PlantBottle packaging resonated with Dasani drinkers, who saw the brand as a sustainable packaging leader. More people started buying Dasani – and more often. Dasani volume in the U.S. increased 12 percent in 2011, outpacing the bottled water category by more than 2.5 times, and brand health metrics also improved.

Aside from giving consumers more reasons to buy Dasani, PlantBottle also gave retailers more reasons to stock – or restock – the brand. “PlantBottle provided us with both a compelling brand story and category growth story to share,” Henry says.

Connecting with Consumers

Over the last few years, the company has learned that the PlantBottle message must be tailored from brand to brand. Since Dasani and Coca-Cola speak with different voices and to different consumer groups, for example, they cannot take the same communications approach to PlantBottle.



Students

'With PlantBottle... we’ve made a technology that's about ‘we’ relevant to ‘me’ without focusing on price or cost savings,' says Coke's Scott Vitters.


“Carbon footprint and emission reduction connect with some people, but for many it can be a lot to take in,” Vitters said. “When you link sustainable innovations to ‘me,’ they’re successful. Take hybrid vehicles, for example. Most people who buy them are not doing so because they want to save the planet. Most want to save money at the pump. With PlantBottle, there is not that immediate gratification return, yet we’ve made a technology that’s about ‘we’ relevant to ‘me’ without focusing on price or cost savings.”

How? By leveraging consumers’ emotional connections to plants to enhance experiences with the company’s brands. 

“If being around plants has been proven to make people happier, then why wouldn’t we want to make our bottles out of plants when delivering moments of happiness?” Vitters asks. “Simply juice is about natural goodness inside… so why wouldn’t we want that goodness outside, too? And shouldn’t smartwater be offered in a smarter package?”

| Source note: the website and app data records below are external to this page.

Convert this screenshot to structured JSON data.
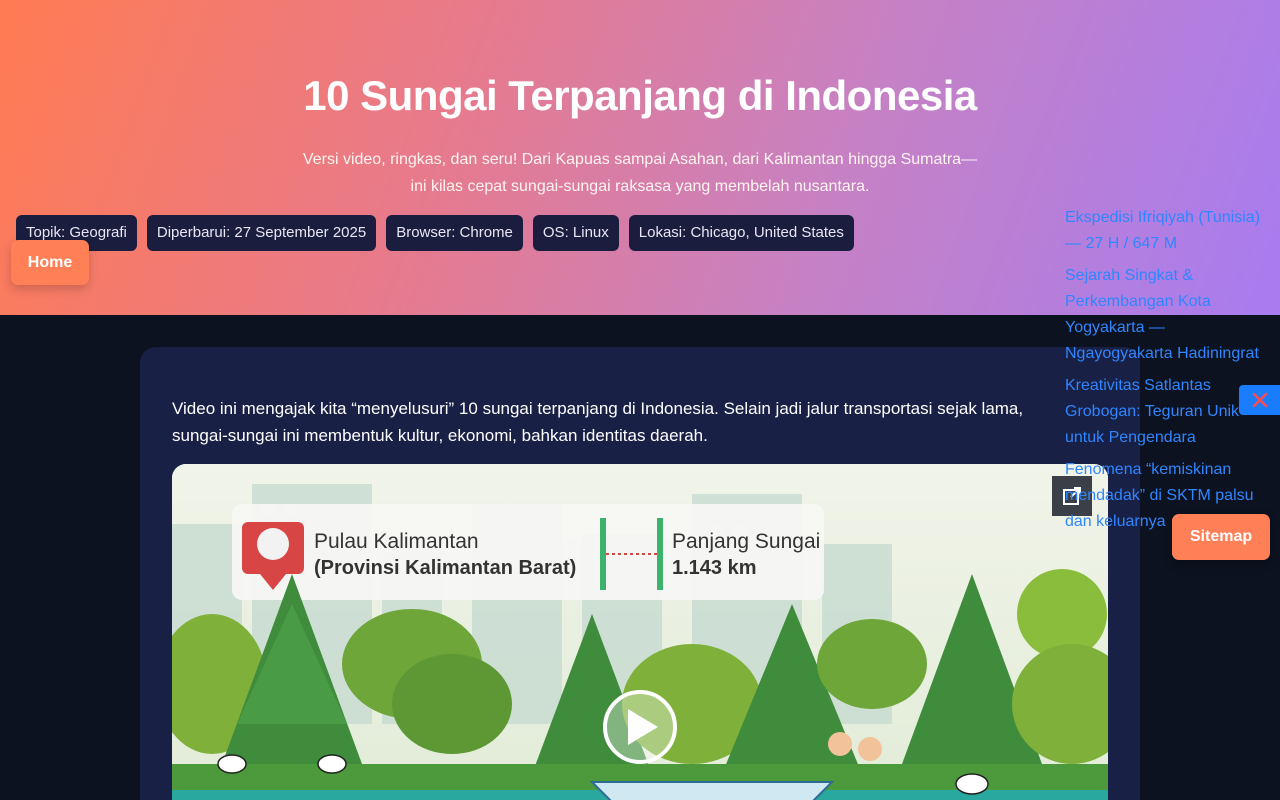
{
  "hero": {
    "title": "10 Sungai Terpanjang di Indonesia",
    "subtitle_line1": "Versi video, ringkas, dan seru! Dari Kapuas sampai Asahan, dari Kalimantan hingga Sumatra—",
    "subtitle_line2": "ini kilas cepat sungai-sungai raksasa yang membelah nusantara."
  },
  "chips": [
    {
      "label": "Topik: Geografi"
    },
    {
      "label": "Diperbarui: 27 September 2025"
    },
    {
      "label": "Browser: Chrome"
    },
    {
      "label": "OS: Linux"
    },
    {
      "label": "Lokasi: Chicago, United States"
    }
  ],
  "nav": {
    "home_label": "Home",
    "sitemap_label": "Sitemap"
  },
  "article": {
    "intro": "Video ini mengajak kita “menyelusuri” 10 sungai terpanjang di Indonesia. Selain jadi jalur transportasi sejak lama, sungai-sungai ini membentuk kultur, ekonomi, bahkan identitas daerah."
  },
  "video": {
    "island_line1": "Pulau Kalimantan",
    "island_line2": "(Provinsi Kalimantan Barat)",
    "length_label": "Panjang Sungai",
    "length_value": "1.143 km",
    "play_icon": "play-icon",
    "open_icon": "external-link-icon"
  },
  "sidebar": {
    "links": [
      {
        "label": "Ekspedisi Ifriqiyah (Tunisia) — 27 H / 647 M"
      },
      {
        "label": "Sejarah Singkat & Perkembangan Kota Yogyakarta — Ngayogyakarta Hadiningrat"
      },
      {
        "label": "Kreativitas Satlantas Grobogan: Teguran Unik untuk Pengendara"
      },
      {
        "label": "Fenomena “kemiskinan mendadak” di SKTM palsu dan keluarnya"
      }
    ],
    "close_icon": "close-icon"
  },
  "colors": {
    "accent": "#ff7f56",
    "link": "#2f86ff",
    "chip_bg": "#1b1d3e",
    "card_bg": "#182045"
  }
}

Building an Even Better Bottle

The next generation of plant-based PET packaging – or PlantBottle 2.0 – is squarely on the drawing board. In December 2011, Coca-Cola invested in three leading biotech companies – Virent, Gevo and Avantium – to speed the commercialization of a PET plastic bottle made entirely from plants.

“While the technology to make bio-based materials has been proven in a lab on a small scale, we believe these partners have high potential to continue to develop the technology to global commercial scale within the next few years,” says Nancy Quan, VP of global R&D at Coca-Cola.



Press Event

Collaborative innovation partnerships continue to fuel the PlantBottle journey. “To accelerate innovation, we reached out to other like-minded consumer product companies that are interested in catalyzing change,” Vitters said.


For example, Coca-Cola, Ford, Heinz, Nike and Procter & Gamble formed the Plant PET Technology Collaborative in June 2012. Together, these brands are working together to pursue a 100% renewable polyester plastic solution made entirely from plants for use in everything from clothing and footwear, to automotive fabric and packaging.

Work is also underway to develop new technologies to source sugars from plant waste such as barks, stems and peels, and Coke is partnering with World Wildlife Fund (WWF) to create guiding principles for sourcing agricultural feedstocks used in PlantBottle packaging. 

“In addition to ensuring the plant material we use continues to deliver on the environmental promise of the PlantBottle platform, we see an opportunity to deliver greater social value to farmers around the world by creating jobs and boosting incomes,” Vitters adds.